What needs to be done: Could you print out every entry, character for character?

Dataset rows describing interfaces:
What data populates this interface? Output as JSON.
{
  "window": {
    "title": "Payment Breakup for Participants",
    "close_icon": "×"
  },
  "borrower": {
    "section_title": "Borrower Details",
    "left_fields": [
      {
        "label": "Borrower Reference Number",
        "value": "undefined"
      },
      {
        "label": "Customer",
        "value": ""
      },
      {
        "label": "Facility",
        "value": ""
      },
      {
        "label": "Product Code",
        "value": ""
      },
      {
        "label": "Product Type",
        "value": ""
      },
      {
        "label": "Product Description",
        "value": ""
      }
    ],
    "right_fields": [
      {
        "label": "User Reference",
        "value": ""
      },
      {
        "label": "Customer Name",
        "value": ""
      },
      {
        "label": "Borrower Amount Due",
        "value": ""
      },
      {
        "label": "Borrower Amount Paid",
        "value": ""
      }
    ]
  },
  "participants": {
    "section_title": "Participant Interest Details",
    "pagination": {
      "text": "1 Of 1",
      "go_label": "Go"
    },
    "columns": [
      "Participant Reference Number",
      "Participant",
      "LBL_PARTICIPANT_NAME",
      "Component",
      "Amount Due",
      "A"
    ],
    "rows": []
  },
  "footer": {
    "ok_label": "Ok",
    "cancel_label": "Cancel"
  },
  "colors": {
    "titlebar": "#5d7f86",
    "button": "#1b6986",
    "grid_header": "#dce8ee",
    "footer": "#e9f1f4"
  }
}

Result:
What data populates this interface? Output as JSON.
{
  "window": {
    "title": "Payment Breakup for Participants",
    "close_icon": "×"
  },
  "borrower": {
    "section_title": "Borrower Details",
    "left_fields": [
      {
        "label": "Borrower Reference Number",
        "value": "undefined"
      },
      {
        "label": "Customer",
        "value": ""
      },
      {
        "label": "Facility",
        "value": ""
      },
      {
        "label": "Product Code",
        "value": ""
      },
      {
        "label": "Product Type",
        "value": ""
      },
      {
        "label": "Product Description",
        "value": ""
      }
    ],
    "right_fields": [
      {
        "label": "User Reference",
        "value": ""
      },
      {
        "label": "Customer Name",
        "value": ""
      },
      {
        "label": "Borrower Amount Due",
        "value": ""
      },
      {
        "label": "Borrower Amount Paid",
        "value": ""
      }
    ]
  },
  "participants": {
    "section_title": "Participant Interest Details",
    "pagination": {
      "text": "1 Of 1",
      "go_label": "Go"
    },
    "columns": [
      "Participant Reference Number",
      "Participant",
      "LBL_PARTICIPANT_NAME",
      "Component",
      "Amount Due",
      "A"
    ],
    "rows": []
  },
  "footer": {
    "ok_label": "Ok",
    "cancel_label": "Cancel"
  },
  "colors": {
    "titlebar": "#5d7f86",
    "button": "#1b6986",
    "grid_header": "#dce8ee",
    "footer": "#e9f1f4"
  }
}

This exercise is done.